And what we hear is that the world is categorizing Jesus as best it can; all according to past experience, and, to some degree, according to the best way to manage Jesus in a way that maybe keeps him interesting but also prevents him from complicating things too much. They will allow that Jesus could be a prophet. Maybe he is like one the lesser-known prophets of old, or even like one of the seriously influential prophetic figures from ancient times or from their own day.
But only the disciples seem able and willing to recognize Jesus as the Savior that he is. And if that is some relief to Jesus, yet he seems also to recognize that they are not so fully informed that they are ready to tell anyone else. ‘Don’t tell others about me being the Messiah,’ he says. And the wisdom of his command shows itself immediately. As soon as Jesus informs them what it means for him to be the Messiah, Peter and the rest of the disciples object. ‘The Messiah, our Messiah, must never be defeated; not even if it is just in appearance.’
Notice that even with his promise that the Messiah will be raised up again after three days dead in the tomb, yet Jesus’ vision of what it is to be the Messiah fails to find a welcome in these, his closest friends. Jesus could give in; he could subscribe to the world’s vision of things, even the vision predominant among his own people. He could accede to the role of a prophet, who, though typically popular with most people, nevertheless, tends to avoid the cross. But Jesus cannot capitulate; not to the common wisdom of the day.
Often, the things that matter most really are ‘either/or.’ Jesus needs his followers to know that as attractive as it may become to believe that they can be their most true selves respond most truly to their calling through an amalgam of the most convenient elements of a buffet of values, nevertheless, they, like he, must resist the diabolical impulse to try to behave as though they can genuinely trust God on the one hand, but then on the other hand, shape their goals and their future according to the values and practices commonly-held by those all around them.
If it remains a symbol of death at all, the cross represents the death in our lives of those values, goals, and visions of our lives, and of the means to meet them, that are governed by simplistic ignorance of the mysteries of God and the rejection of God’s call. The cross that Christ bears is a ghastly instrument of death that God turns, paradoxically and miraculously, into a vessel of life. The cross that the disciples of Jesus are called to bear, including you and I, is the same. In times of hardship, even when worry piles on top of grief and fear lies down on it all, God is still present.

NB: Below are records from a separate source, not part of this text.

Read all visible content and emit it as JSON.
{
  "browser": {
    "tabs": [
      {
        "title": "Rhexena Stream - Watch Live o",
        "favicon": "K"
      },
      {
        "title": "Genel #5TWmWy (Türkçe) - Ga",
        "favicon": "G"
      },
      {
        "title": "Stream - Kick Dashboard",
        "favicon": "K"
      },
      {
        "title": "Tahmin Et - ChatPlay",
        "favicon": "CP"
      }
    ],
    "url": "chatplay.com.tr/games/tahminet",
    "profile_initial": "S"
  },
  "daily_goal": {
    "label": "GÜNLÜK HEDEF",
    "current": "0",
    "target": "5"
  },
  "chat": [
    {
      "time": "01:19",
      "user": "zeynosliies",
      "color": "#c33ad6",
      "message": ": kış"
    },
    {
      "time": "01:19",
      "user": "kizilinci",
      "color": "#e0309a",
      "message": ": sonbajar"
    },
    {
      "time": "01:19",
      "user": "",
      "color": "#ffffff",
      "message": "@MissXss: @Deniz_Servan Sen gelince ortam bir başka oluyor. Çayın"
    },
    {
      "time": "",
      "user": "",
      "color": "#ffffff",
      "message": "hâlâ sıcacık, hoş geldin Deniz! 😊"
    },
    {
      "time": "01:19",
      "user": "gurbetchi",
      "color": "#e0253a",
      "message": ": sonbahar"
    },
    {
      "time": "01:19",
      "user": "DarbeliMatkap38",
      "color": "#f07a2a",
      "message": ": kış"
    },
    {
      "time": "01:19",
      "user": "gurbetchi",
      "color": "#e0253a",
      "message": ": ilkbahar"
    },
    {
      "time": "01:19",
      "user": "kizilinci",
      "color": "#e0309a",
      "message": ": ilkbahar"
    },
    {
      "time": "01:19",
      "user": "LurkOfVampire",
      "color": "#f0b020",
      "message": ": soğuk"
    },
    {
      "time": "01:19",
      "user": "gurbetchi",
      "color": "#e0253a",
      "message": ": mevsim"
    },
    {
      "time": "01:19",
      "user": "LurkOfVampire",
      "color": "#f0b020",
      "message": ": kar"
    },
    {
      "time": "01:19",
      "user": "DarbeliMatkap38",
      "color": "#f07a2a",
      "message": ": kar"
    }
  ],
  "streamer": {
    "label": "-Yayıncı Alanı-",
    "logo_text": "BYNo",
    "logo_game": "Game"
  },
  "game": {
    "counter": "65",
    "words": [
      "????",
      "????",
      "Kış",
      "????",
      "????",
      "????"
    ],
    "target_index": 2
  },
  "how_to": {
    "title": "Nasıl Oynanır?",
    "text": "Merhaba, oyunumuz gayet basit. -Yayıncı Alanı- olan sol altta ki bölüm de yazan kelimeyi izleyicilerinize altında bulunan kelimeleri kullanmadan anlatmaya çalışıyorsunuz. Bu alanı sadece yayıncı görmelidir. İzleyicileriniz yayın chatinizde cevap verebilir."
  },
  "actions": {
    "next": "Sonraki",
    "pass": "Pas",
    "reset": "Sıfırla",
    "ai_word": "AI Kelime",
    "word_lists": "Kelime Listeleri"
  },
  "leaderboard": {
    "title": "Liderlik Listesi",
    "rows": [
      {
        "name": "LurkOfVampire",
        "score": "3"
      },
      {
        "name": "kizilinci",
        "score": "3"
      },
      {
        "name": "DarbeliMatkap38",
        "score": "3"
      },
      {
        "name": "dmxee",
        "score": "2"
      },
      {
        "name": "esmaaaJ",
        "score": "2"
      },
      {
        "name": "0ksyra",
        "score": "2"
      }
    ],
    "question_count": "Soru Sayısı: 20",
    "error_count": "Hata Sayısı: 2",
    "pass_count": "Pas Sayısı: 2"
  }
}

Remember this today, tomorrow. Where you are, where I am, there is the image of God. Where any of us are gathered together, there is the Love of God. Where you go today, or where I go, wherever we are tomorrow or the next day, contrary to common sense, Christ still carries us. And contrary to common wisdom, we are a community that still takes up the cross, and whose fellowship still lightens the load. We remain a people who hold one another in sadness, and who welcome each other home to joy. We celebrate as a people raised up in the Love of God for each of us. And we share with the world around us the call to the Love of God for all.
And d so may Almighty God, by whose Spirit we are guided in our various joys and occupations, grant that we may accomplish that which God entrusts to us, and by that same grace, be found always worthy in our Lord Jesus Christ; who lives and reigns with the Father and the Holy Spirit, One God, now and for ever. Amen.
© 2009, James V. Stockton